The aggressor may now be disarmed, the left hand being withdrawn for the purpose, for the peculiar position in which her limb is bent and held in position by the jiu-jitsuist's right hand causes such pain as to make it impossible for her to afford any satisfactory resistance. In most cases, however, it would be better for the defender to complete her work by throwing her adversary to the ground. This may be accomplished simply but effectively by a combined twist away to her own left, placing all her weight upon the captured arm. To make assurance doubly sure, however, it is recommended that one's is locked, so that, if necessary, her arm can be broken by & sharp blow with the right hand on the back of the limb right foot should be brought outside the assailant's right foot, which in all probability will be advanced, and the pressure against her leg, combined with the violent twist upon the curled-up arm, will bring her down forcibly without the slightest chance of escape.

Fig. 3. A cross arm hold

Fig. 3. A cross-arm hold, by which the opponent's elbow ioint

It is not by any means asserted that a certain amount of strength is not necessary for the accomplishment of these tricks. Scientific as they are, some muscular power is requisite for their execution, but certainly not as much as might be expected. As said before, the chief point for their effective performance is quickness of execution, but when practising there must be no attempt to gain this quickness at the expense of accuracy. The average Woman has not the muscular strength of the average man, and any trial of actual strength between the pair is to be deprecated. It is never attempted by one acquainted with jiu-jitsu. Hence, there must be no effort at any time to force, by means of sheer strength, an assailant's hand or arm into the position required for the making of a lock. Swiftness of execution takes the place of strength, and the moves must be accomplished very quickly, otherwise the defender will give herself away by showing her hand. A slow, ponderous attempt to force an assailant's hand back upon his arm, as in the arm-lock just described, would be useless. Jiu-jitsu takes advantage of those moments when, an action being arrested, the muscles are temporarily relaxed and deprived of power. For the average woman, however expert a jiu-jitsu performer she might be, to attempt to force a strong man's arm into any required position would be ridiculous, and would certainly lead to failure.

Fig. 6. The further movement of the arm lock, showing the lock fixed

Fig. 6. The further movement of the arm-lock, showing the lock fixed. The assailant is thus unable to use a weapon down helpless

Fig. 4. The trick shown in Fig. 3 can be used to force the victim to the ground, by pressing on her shoulder with the right hand

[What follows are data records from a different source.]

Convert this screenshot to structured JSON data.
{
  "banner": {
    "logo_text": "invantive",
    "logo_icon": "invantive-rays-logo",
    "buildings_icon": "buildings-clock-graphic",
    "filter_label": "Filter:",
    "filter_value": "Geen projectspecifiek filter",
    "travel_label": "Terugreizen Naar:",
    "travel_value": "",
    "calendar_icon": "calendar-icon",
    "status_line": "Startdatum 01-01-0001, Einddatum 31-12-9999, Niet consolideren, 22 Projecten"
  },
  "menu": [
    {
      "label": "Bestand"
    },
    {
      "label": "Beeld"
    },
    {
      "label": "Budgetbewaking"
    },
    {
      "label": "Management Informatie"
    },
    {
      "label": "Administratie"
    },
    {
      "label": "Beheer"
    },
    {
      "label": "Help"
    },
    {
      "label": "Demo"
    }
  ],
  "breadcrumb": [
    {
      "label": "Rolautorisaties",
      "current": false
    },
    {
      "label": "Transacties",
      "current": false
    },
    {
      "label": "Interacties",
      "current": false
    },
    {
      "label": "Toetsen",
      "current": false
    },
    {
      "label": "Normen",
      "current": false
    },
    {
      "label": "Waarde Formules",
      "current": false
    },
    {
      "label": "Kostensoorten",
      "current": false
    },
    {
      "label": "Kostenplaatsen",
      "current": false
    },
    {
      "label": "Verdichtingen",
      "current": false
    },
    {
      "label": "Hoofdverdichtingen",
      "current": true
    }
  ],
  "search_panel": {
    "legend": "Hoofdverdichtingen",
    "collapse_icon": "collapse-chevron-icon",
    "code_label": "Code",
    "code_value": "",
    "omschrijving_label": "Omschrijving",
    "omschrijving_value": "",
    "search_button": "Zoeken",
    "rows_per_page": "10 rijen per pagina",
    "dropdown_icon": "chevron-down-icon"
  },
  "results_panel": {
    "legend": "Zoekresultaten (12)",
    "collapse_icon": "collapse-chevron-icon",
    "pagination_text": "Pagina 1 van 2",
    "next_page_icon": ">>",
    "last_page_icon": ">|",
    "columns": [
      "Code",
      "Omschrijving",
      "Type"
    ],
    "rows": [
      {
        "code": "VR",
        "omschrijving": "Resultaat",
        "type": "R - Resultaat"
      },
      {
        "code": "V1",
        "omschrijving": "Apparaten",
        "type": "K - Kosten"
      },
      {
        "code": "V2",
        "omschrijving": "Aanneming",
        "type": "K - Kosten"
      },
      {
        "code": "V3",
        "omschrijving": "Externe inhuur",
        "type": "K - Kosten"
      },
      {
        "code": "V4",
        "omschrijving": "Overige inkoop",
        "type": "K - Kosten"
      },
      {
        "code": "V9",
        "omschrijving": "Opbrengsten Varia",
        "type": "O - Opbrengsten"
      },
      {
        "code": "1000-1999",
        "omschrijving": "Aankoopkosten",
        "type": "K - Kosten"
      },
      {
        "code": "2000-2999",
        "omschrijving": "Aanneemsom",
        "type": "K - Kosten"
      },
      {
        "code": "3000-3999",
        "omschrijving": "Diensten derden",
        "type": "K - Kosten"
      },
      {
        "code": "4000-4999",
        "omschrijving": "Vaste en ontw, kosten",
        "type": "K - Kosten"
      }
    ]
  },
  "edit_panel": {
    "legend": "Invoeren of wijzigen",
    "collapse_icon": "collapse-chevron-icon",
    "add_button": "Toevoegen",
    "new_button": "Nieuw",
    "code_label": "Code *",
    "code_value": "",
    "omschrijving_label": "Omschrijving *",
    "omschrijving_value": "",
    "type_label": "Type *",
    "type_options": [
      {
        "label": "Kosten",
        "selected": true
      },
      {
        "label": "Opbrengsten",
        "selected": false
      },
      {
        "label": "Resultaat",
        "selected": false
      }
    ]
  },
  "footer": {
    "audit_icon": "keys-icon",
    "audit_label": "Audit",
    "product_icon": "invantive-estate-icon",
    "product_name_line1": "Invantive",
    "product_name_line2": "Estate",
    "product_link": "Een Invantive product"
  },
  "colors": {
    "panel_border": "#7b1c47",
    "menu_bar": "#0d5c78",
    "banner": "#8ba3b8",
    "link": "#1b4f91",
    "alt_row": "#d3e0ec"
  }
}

Fig. 4. The trick shown in Fig. 3 can be used to force the victim to the ground, by pressing on her shoulder with the right hand. By placing the foot behind her shoulder, the victim can be held

Some jiu-jitsu tricks require considerable strength, therefore no mention of these has been made, and women are urged to give their time to, and concentrate their efforts upon, those tricks which require the minimum of strength backed up by the maximum of quickness of movement.

Assailant armed with a weapon. The wrist is caught in its descent

Fig. 5. An arm lock that is a most effective defence against an and forced back upon the upper arm

Fig. 5. An arm-lock that is a most effective defence against an and forced back upon the upper-arm